____ Material for this exercise

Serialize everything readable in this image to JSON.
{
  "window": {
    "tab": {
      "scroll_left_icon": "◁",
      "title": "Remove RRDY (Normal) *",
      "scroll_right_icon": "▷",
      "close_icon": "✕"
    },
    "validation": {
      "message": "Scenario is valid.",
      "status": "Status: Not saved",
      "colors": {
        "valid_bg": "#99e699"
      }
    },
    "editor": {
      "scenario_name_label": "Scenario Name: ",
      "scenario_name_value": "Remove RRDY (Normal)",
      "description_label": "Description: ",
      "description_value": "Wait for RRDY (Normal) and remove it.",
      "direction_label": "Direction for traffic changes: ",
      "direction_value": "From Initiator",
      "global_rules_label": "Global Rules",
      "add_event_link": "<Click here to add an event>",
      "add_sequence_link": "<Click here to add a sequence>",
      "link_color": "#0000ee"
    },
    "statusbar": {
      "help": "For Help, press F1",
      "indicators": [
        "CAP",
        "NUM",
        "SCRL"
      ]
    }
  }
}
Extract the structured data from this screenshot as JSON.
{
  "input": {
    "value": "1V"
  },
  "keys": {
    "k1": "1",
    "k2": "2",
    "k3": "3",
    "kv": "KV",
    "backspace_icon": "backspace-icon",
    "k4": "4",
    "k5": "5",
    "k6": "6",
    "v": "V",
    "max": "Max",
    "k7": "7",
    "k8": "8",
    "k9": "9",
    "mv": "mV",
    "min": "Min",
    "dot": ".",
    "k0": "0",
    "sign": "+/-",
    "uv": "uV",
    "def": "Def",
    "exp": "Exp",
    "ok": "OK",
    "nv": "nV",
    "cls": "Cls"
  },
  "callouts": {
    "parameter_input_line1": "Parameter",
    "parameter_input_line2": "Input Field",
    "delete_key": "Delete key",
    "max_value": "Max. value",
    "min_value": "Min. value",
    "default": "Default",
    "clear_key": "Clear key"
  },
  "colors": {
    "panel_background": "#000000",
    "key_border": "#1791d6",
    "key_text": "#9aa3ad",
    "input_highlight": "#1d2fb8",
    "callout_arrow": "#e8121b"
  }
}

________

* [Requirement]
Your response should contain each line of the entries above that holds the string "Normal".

* [Result of the exercise]
      "title": "Remove RRDY (Normal) *",
      "scenario_name_value": "Remove RRDY (Normal)",
      "description_value": "Wait for RRDY (Normal) and remove it.",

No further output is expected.